Exercise directions :: Reproduce the entries word for word but drop every picture.

(Interface dataset entries)

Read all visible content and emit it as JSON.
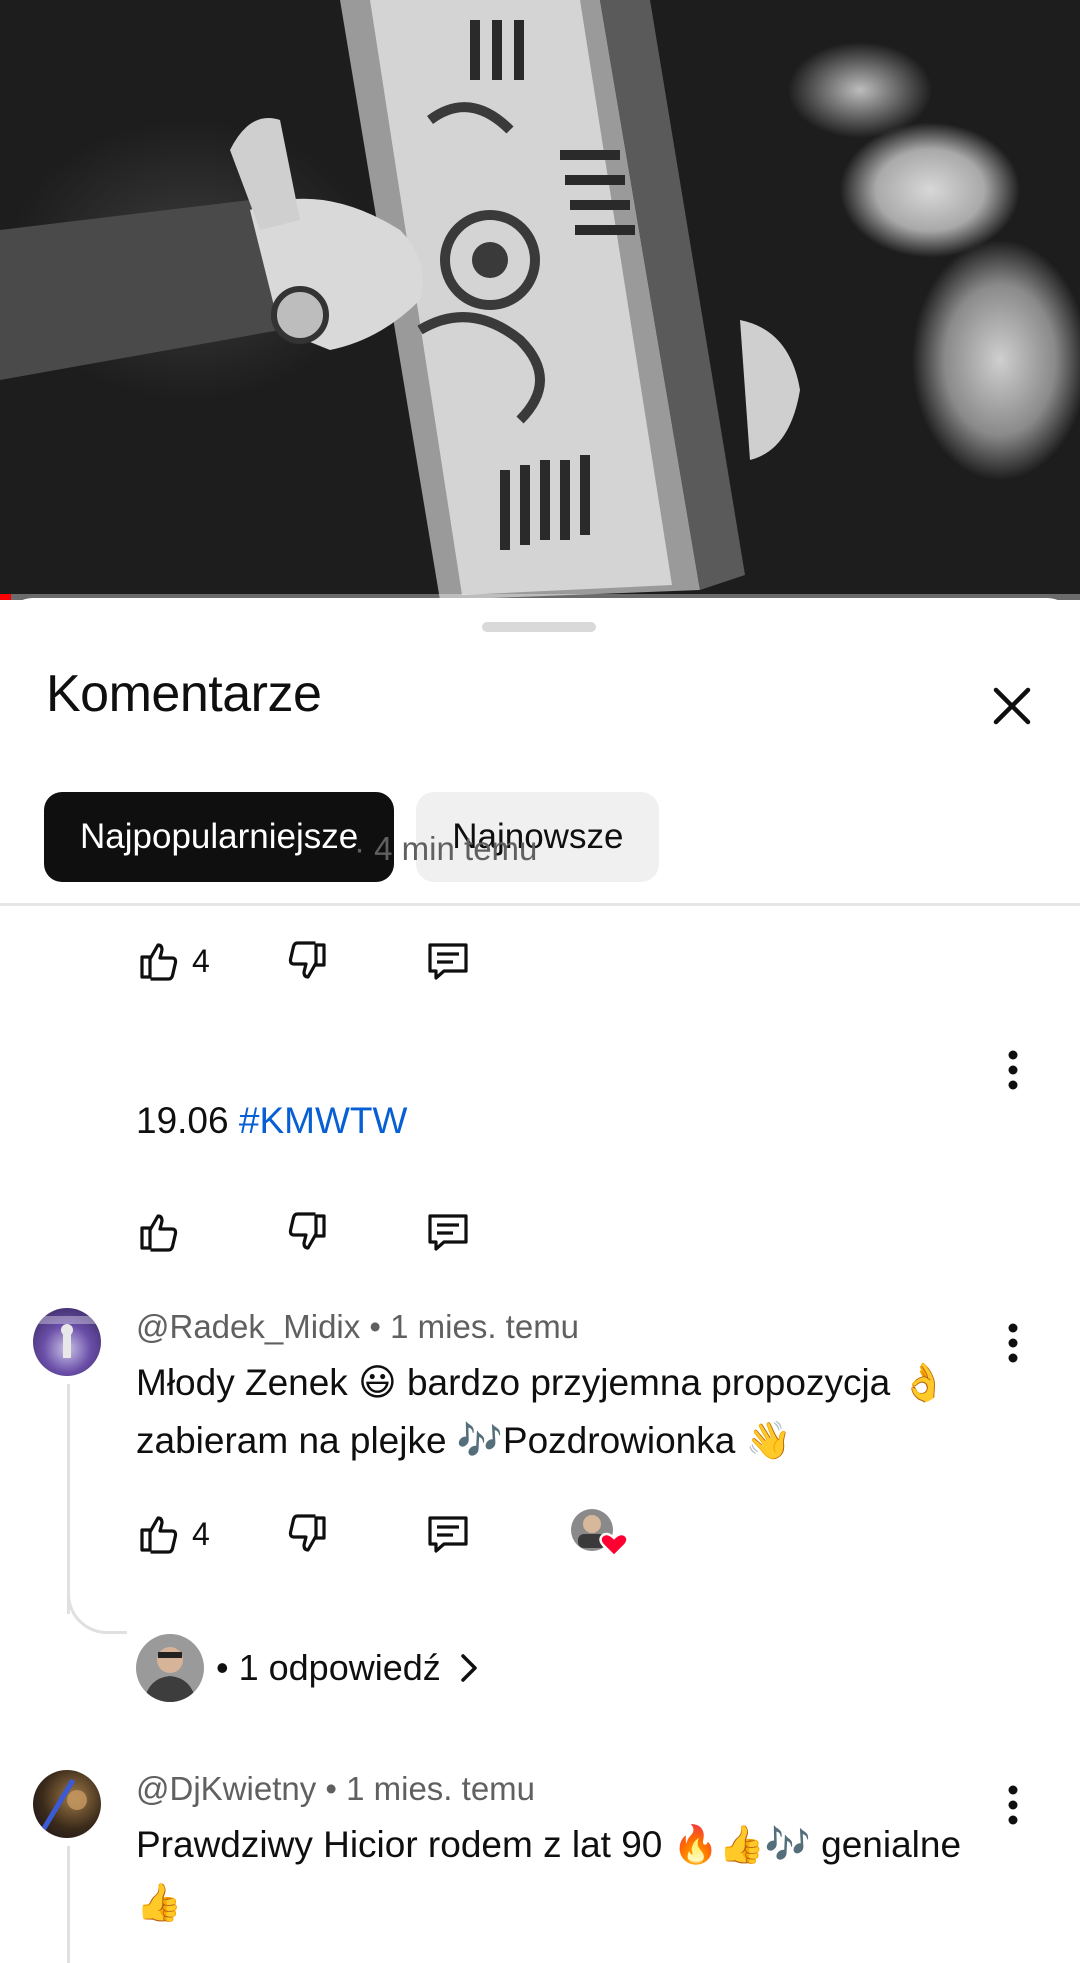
{
  "video": {
    "progress_fraction": 0.01,
    "accent_color": "#ff0000"
  },
  "sheet": {
    "title": "Komentarze",
    "close_icon": "close-icon",
    "filters": [
      {
        "label": "Najpopularniejsze",
        "active": true
      },
      {
        "label": "Najnowsze",
        "active": false
      }
    ]
  },
  "comments": [
    {
      "partial": true,
      "likes": "4"
    },
    {
      "author": "",
      "meta_visible": "· 4 min temu",
      "text_prefix": "19.06 ",
      "hashtag": "#KMWTW",
      "likes": ""
    },
    {
      "author": "@Radek_Midix",
      "time": "• 1 mies. temu",
      "line1": "Młody Zenek 😃 bardzo przyjemna propozycja 👌",
      "line2": "zabieram na plejke 🎶Pozdrowionka 👋",
      "likes": "4",
      "hearted_by_creator": true,
      "replies_label": "• 1 odpowiedź"
    },
    {
      "author": "@DjKwietny",
      "time": "• 1 mies. temu",
      "line1": "Prawdziwy Hicior rodem z lat 90 🔥👍🎶 genialne",
      "line2": "👍"
    }
  ]
}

Answer for the task ::
Read all visible content and emit it as JSON.
{
  "video": {
    "progress_fraction": 0.01,
    "accent_color": "#ff0000"
  },
  "sheet": {
    "title": "Komentarze",
    "close_icon": "close-icon",
    "filters": [
      {
        "label": "Najpopularniejsze",
        "active": true
      },
      {
        "label": "Najnowsze",
        "active": false
      }
    ]
  },
  "comments": [
    {
      "partial": true,
      "likes": "4"
    },
    {
      "author": "",
      "meta_visible": "· 4 min temu",
      "text_prefix": "19.06 ",
      "hashtag": "#KMWTW",
      "likes": ""
    },
    {
      "author": "@Radek_Midix",
      "time": "• 1 mies. temu",
      "line1": "Młody Zenek 😃 bardzo przyjemna propozycja 👌",
      "line2": "zabieram na plejke 🎶Pozdrowionka 👋",
      "likes": "4",
      "hearted_by_creator": true,
      "replies_label": "• 1 odpowiedź"
    },
    {
      "author": "@DjKwietny",
      "time": "• 1 mies. temu",
      "line1": "Prawdziwy Hicior rodem z lat 90 🔥👍🎶 genialne",
      "line2": "👍"
    }
  ]
}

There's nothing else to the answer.